PROBLEM STATEMENT →
Return the data below in full and exactly, except that the pictures are dropped.
_____
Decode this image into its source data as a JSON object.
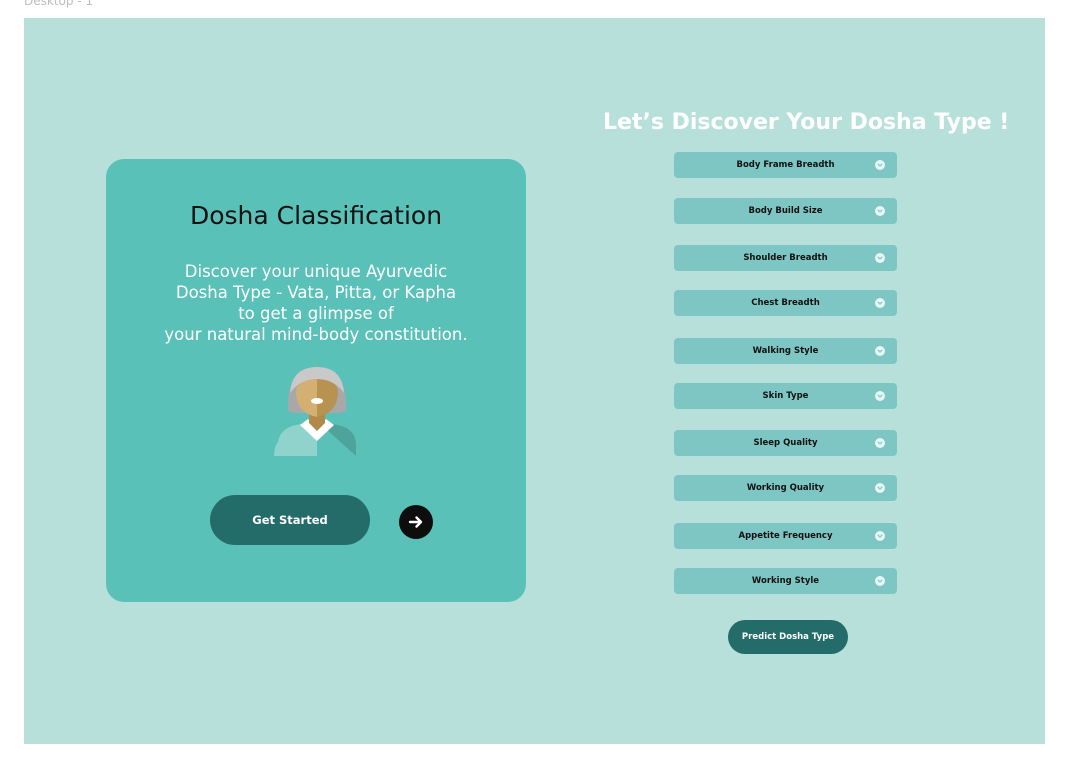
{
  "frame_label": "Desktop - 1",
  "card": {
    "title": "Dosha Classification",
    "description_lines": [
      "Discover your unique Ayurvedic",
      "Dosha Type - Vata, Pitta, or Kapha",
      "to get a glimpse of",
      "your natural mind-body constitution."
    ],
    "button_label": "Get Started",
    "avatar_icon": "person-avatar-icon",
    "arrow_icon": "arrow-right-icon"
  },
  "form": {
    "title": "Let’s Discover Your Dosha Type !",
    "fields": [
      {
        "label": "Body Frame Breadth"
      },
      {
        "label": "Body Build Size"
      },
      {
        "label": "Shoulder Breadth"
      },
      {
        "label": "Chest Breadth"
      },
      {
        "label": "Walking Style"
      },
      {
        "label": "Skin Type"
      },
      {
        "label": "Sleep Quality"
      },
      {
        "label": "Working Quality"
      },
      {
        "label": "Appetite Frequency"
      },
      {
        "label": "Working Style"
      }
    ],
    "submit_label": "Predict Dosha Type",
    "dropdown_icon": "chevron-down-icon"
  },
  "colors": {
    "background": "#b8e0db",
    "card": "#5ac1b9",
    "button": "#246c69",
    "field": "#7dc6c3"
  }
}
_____
RESULT OF THE TASK →
Decode this image into its source data as a JSON object.
{
  "frame_label": "Desktop - 1",
  "card": {
    "title": "Dosha Classification",
    "description_lines": [
      "Discover your unique Ayurvedic",
      "Dosha Type - Vata, Pitta, or Kapha",
      "to get a glimpse of",
      "your natural mind-body constitution."
    ],
    "button_label": "Get Started",
    "avatar_icon": "person-avatar-icon",
    "arrow_icon": "arrow-right-icon"
  },
  "form": {
    "title": "Let’s Discover Your Dosha Type !",
    "fields": [
      {
        "label": "Body Frame Breadth"
      },
      {
        "label": "Body Build Size"
      },
      {
        "label": "Shoulder Breadth"
      },
      {
        "label": "Chest Breadth"
      },
      {
        "label": "Walking Style"
      },
      {
        "label": "Skin Type"
      },
      {
        "label": "Sleep Quality"
      },
      {
        "label": "Working Quality"
      },
      {
        "label": "Appetite Frequency"
      },
      {
        "label": "Working Style"
      }
    ],
    "submit_label": "Predict Dosha Type",
    "dropdown_icon": "chevron-down-icon"
  },
  "colors": {
    "background": "#b8e0db",
    "card": "#5ac1b9",
    "button": "#246c69",
    "field": "#7dc6c3"
  }
}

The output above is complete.